Still intent on becoming a stage actress, Frances Farmer returned to the theater and even made another movie. An opportunity to continue working in the theater took her to Indianapolis, where an NBC affiliate asked her to host a daily series that showcased vintage films, and she accepted.
In a 1962 letter to her sister, Farmer penned that she had “enjoyed the last few weeks so much in quiet and settled way, and I do think I’ve never felt better in my life.” But Farmer still struggled with alcohol abuse, and after a couple of DUI citations and a drunk on-camera appearance, Farmer was fired.
Not to be deterred, Farmer kept acting, this time taking several roles in productions at Purdue University, where she served as actress-in-residence.
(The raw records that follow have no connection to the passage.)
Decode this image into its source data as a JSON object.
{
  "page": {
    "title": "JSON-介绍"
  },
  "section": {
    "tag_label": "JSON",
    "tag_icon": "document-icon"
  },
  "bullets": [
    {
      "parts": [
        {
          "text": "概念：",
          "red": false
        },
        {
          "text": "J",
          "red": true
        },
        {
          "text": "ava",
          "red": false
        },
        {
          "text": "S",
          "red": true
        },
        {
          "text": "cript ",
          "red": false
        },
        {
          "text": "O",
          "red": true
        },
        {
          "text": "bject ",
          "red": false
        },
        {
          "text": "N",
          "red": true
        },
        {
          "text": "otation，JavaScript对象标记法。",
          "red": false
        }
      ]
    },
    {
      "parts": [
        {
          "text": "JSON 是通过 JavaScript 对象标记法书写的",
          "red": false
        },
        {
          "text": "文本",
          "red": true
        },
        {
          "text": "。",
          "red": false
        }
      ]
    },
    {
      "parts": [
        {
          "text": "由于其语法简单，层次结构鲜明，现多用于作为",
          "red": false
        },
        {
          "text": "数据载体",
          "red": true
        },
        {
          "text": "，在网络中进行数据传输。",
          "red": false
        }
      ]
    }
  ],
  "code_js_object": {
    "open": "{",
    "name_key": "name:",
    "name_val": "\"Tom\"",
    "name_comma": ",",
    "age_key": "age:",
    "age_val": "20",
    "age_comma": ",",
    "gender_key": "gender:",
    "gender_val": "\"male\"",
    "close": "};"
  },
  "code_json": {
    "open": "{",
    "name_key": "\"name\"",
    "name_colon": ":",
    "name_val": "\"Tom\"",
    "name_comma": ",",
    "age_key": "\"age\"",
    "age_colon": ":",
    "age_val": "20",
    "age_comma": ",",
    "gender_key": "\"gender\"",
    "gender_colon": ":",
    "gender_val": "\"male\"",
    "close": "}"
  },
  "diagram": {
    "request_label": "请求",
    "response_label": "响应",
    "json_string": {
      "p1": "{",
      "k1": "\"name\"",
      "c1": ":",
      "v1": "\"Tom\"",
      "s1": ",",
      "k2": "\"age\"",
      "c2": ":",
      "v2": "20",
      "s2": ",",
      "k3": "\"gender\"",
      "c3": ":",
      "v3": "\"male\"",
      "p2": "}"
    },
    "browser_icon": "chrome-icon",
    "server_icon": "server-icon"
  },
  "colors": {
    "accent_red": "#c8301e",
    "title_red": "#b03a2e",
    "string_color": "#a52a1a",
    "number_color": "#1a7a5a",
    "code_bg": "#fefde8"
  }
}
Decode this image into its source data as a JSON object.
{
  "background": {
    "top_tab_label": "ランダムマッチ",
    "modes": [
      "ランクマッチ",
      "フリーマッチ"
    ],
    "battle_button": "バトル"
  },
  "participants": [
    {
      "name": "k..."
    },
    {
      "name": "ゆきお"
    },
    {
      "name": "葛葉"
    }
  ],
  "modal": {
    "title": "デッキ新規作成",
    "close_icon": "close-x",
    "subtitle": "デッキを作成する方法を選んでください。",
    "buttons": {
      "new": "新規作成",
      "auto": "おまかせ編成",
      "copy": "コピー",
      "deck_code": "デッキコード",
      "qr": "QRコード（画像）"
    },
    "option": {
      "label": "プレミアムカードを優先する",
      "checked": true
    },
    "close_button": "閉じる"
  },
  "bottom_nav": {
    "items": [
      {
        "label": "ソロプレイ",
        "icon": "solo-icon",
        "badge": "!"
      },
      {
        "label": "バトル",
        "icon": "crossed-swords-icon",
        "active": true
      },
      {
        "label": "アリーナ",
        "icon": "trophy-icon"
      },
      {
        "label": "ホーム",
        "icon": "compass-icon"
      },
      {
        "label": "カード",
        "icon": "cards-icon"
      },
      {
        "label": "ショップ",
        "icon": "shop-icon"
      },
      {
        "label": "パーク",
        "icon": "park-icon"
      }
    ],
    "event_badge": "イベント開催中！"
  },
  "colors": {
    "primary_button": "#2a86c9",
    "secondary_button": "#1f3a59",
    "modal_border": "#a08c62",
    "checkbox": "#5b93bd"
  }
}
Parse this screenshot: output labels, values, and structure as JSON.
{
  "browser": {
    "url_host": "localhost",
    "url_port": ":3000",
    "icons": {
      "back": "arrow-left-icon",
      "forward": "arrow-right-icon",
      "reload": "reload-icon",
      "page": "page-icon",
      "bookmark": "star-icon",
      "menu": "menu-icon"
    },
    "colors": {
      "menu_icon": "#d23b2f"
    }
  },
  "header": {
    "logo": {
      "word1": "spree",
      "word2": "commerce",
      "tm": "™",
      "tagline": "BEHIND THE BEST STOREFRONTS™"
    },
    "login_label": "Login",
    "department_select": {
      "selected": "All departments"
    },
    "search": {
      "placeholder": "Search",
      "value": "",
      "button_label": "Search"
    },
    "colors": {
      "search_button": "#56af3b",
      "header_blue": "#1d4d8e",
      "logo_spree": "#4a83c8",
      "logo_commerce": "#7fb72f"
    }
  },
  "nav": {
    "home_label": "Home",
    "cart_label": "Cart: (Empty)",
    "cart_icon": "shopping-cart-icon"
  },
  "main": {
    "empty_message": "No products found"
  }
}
In her autobiography, Farmer recalls those Purdue productions as some of the best and most fulfilling work of her career:
“[T]here was a long silent pause as I stood there, followed by the most thunderous applause of my career. [The audience] swept the scandal under the rug with their ovation … my finest and final performance. I knew I would never need to act onstage again.”
And she largely never did. In 1970, Farmer was diagnosed with esophageal cancer and died in August of that year at the age of 57.
Her story, equal parts true despair and devastating myth, would endure. Indeed, Frances Farmer’s life would inspire the works of countless artists to come, whose own struggles in some ways resembled those of Hollywood’s fallen angel.